> **Work order**
Your job is to copy all the entries precisely as they stand.

(Records drawn from a dataset)
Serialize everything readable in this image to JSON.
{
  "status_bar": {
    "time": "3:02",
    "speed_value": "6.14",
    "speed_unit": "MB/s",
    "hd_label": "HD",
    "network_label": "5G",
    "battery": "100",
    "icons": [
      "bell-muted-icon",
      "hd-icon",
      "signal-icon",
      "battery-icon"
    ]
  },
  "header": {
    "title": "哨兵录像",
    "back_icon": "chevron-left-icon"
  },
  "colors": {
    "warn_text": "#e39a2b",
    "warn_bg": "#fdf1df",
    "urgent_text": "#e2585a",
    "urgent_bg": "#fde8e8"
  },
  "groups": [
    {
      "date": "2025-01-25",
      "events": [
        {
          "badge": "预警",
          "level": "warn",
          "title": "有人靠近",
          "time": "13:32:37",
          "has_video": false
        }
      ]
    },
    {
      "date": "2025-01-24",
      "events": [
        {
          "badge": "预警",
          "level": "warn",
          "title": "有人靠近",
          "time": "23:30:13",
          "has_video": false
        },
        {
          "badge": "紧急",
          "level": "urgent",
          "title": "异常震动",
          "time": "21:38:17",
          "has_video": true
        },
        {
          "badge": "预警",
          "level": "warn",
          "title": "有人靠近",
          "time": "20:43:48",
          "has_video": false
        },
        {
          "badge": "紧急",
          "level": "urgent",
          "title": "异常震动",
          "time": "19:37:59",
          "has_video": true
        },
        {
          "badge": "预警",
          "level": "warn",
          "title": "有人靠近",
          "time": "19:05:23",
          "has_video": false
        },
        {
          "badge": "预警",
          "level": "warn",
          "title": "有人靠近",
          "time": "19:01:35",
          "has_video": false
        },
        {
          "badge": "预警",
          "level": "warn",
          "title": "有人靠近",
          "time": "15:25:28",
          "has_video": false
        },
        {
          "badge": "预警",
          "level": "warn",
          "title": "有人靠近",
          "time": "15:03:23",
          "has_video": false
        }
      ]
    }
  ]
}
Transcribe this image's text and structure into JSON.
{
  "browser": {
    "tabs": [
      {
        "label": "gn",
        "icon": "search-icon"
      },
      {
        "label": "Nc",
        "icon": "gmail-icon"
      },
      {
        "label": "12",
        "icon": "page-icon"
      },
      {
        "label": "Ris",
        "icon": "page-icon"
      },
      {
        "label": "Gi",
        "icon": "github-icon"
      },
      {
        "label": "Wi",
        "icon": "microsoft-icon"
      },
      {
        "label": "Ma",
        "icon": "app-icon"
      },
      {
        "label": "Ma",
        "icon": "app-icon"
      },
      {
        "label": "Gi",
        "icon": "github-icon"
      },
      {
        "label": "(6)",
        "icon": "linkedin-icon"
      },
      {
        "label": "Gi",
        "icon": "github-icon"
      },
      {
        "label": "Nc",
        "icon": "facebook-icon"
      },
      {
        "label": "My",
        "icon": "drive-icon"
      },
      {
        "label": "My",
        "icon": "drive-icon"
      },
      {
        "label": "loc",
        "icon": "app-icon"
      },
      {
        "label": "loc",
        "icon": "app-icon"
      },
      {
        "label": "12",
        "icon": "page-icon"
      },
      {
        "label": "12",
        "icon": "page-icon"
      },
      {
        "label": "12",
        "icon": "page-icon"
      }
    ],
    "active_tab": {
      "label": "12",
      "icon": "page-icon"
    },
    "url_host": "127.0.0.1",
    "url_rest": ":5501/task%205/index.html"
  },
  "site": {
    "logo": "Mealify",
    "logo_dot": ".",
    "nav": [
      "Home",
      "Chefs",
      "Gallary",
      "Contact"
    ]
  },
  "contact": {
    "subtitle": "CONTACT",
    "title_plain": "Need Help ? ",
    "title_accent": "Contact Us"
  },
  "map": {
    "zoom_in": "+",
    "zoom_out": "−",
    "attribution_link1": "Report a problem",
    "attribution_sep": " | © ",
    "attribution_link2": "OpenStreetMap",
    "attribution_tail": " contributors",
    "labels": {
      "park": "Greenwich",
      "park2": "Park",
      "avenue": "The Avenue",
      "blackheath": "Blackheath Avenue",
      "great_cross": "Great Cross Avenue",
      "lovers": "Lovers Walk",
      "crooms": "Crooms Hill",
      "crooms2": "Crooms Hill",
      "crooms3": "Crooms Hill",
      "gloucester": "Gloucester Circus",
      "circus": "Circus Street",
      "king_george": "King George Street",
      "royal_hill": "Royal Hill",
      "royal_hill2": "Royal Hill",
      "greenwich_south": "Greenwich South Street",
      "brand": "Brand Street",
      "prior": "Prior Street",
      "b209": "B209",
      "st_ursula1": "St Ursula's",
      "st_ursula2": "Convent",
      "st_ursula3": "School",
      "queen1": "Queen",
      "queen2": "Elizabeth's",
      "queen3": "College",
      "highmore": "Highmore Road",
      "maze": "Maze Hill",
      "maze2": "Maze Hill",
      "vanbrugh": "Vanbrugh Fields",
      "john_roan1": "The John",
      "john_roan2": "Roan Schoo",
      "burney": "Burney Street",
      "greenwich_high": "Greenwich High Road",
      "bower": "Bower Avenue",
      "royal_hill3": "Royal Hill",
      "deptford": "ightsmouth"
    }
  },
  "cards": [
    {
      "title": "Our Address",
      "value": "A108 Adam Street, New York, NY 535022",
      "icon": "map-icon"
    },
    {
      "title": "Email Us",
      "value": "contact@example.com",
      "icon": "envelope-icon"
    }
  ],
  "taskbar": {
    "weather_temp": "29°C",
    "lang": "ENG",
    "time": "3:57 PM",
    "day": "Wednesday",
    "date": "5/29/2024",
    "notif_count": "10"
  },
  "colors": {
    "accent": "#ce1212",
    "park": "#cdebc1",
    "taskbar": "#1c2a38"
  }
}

> **Solution to the problem**
Serialize everything readable in this image to JSON.
{
  "status_bar": {
    "time": "3:02",
    "speed_value": "6.14",
    "speed_unit": "MB/s",
    "hd_label": "HD",
    "network_label": "5G",
    "battery": "100",
    "icons": [
      "bell-muted-icon",
      "hd-icon",
      "signal-icon",
      "battery-icon"
    ]
  },
  "header": {
    "title": "哨兵录像",
    "back_icon": "chevron-left-icon"
  },
  "colors": {
    "warn_text": "#e39a2b",
    "warn_bg": "#fdf1df",
    "urgent_text": "#e2585a",
    "urgent_bg": "#fde8e8"
  },
  "groups": [
    {
      "date": "2025-01-25",
      "events": [
        {
          "badge": "预警",
          "level": "warn",
          "title": "有人靠近",
          "time": "13:32:37",
          "has_video": false
        }
      ]
    },
    {
      "date": "2025-01-24",
      "events": [
        {
          "badge": "预警",
          "level": "warn",
          "title": "有人靠近",
          "time": "23:30:13",
          "has_video": false
        },
        {
          "badge": "紧急",
          "level": "urgent",
          "title": "异常震动",
          "time": "21:38:17",
          "has_video": true
        },
        {
          "badge": "预警",
          "level": "warn",
          "title": "有人靠近",
          "time": "20:43:48",
          "has_video": false
        },
        {
          "badge": "紧急",
          "level": "urgent",
          "title": "异常震动",
          "time": "19:37:59",
          "has_video": true
        },
        {
          "badge": "预警",
          "level": "warn",
          "title": "有人靠近",
          "time": "19:05:23",
          "has_video": false
        },
        {
          "badge": "预警",
          "level": "warn",
          "title": "有人靠近",
          "time": "19:01:35",
          "has_video": false
        },
        {
          "badge": "预警",
          "level": "warn",
          "title": "有人靠近",
          "time": "15:25:28",
          "has_video": false
        },
        {
          "badge": "预警",
          "level": "warn",
          "title": "有人靠近",
          "time": "15:03:23",
          "has_video": false
        }
      ]
    }
  ]
}
Transcribe this image's text and structure into JSON.
{
  "browser": {
    "tabs": [
      {
        "label": "gn",
        "icon": "search-icon"
      },
      {
        "label": "Nc",
        "icon": "gmail-icon"
      },
      {
        "label": "12",
        "icon": "page-icon"
      },
      {
        "label": "Ris",
        "icon": "page-icon"
      },
      {
        "label": "Gi",
        "icon": "github-icon"
      },
      {
        "label": "Wi",
        "icon": "microsoft-icon"
      },
      {
        "label": "Ma",
        "icon": "app-icon"
      },
      {
        "label": "Ma",
        "icon": "app-icon"
      },
      {
        "label": "Gi",
        "icon": "github-icon"
      },
      {
        "label": "(6)",
        "icon": "linkedin-icon"
      },
      {
        "label": "Gi",
        "icon": "github-icon"
      },
      {
        "label": "Nc",
        "icon": "facebook-icon"
      },
      {
        "label": "My",
        "icon": "drive-icon"
      },
      {
        "label": "My",
        "icon": "drive-icon"
      },
      {
        "label": "loc",
        "icon": "app-icon"
      },
      {
        "label": "loc",
        "icon": "app-icon"
      },
      {
        "label": "12",
        "icon": "page-icon"
      },
      {
        "label": "12",
        "icon": "page-icon"
      },
      {
        "label": "12",
        "icon": "page-icon"
      }
    ],
    "active_tab": {
      "label": "12",
      "icon": "page-icon"
    },
    "url_host": "127.0.0.1",
    "url_rest": ":5501/task%205/index.html"
  },
  "site": {
    "logo": "Mealify",
    "logo_dot": ".",
    "nav": [
      "Home",
      "Chefs",
      "Gallary",
      "Contact"
    ]
  },
  "contact": {
    "subtitle": "CONTACT",
    "title_plain": "Need Help ? ",
    "title_accent": "Contact Us"
  },
  "map": {
    "zoom_in": "+",
    "zoom_out": "−",
    "attribution_link1": "Report a problem",
    "attribution_sep": " | © ",
    "attribution_link2": "OpenStreetMap",
    "attribution_tail": " contributors",
    "labels": {
      "park": "Greenwich",
      "park2": "Park",
      "avenue": "The Avenue",
      "blackheath": "Blackheath Avenue",
      "great_cross": "Great Cross Avenue",
      "lovers": "Lovers Walk",
      "crooms": "Crooms Hill",
      "crooms2": "Crooms Hill",
      "crooms3": "Crooms Hill",
      "gloucester": "Gloucester Circus",
      "circus": "Circus Street",
      "king_george": "King George Street",
      "royal_hill": "Royal Hill",
      "royal_hill2": "Royal Hill",
      "greenwich_south": "Greenwich South Street",
      "brand": "Brand Street",
      "prior": "Prior Street",
      "b209": "B209",
      "st_ursula1": "St Ursula's",
      "st_ursula2": "Convent",
      "st_ursula3": "School",
      "queen1": "Queen",
      "queen2": "Elizabeth's",
      "queen3": "College",
      "highmore": "Highmore Road",
      "maze": "Maze Hill",
      "maze2": "Maze Hill",
      "vanbrugh": "Vanbrugh Fields",
      "john_roan1": "The John",
      "john_roan2": "Roan Schoo",
      "burney": "Burney Street",
      "greenwich_high": "Greenwich High Road",
      "bower": "Bower Avenue",
      "royal_hill3": "Royal Hill",
      "deptford": "ightsmouth"
    }
  },
  "cards": [
    {
      "title": "Our Address",
      "value": "A108 Adam Street, New York, NY 535022",
      "icon": "map-icon"
    },
    {
      "title": "Email Us",
      "value": "contact@example.com",
      "icon": "envelope-icon"
    }
  ],
  "taskbar": {
    "weather_temp": "29°C",
    "lang": "ENG",
    "time": "3:57 PM",
    "day": "Wednesday",
    "date": "5/29/2024",
    "notif_count": "10"
  },
  "colors": {
    "accent": "#ce1212",
    "park": "#cdebc1",
    "taskbar": "#1c2a38"
  }
}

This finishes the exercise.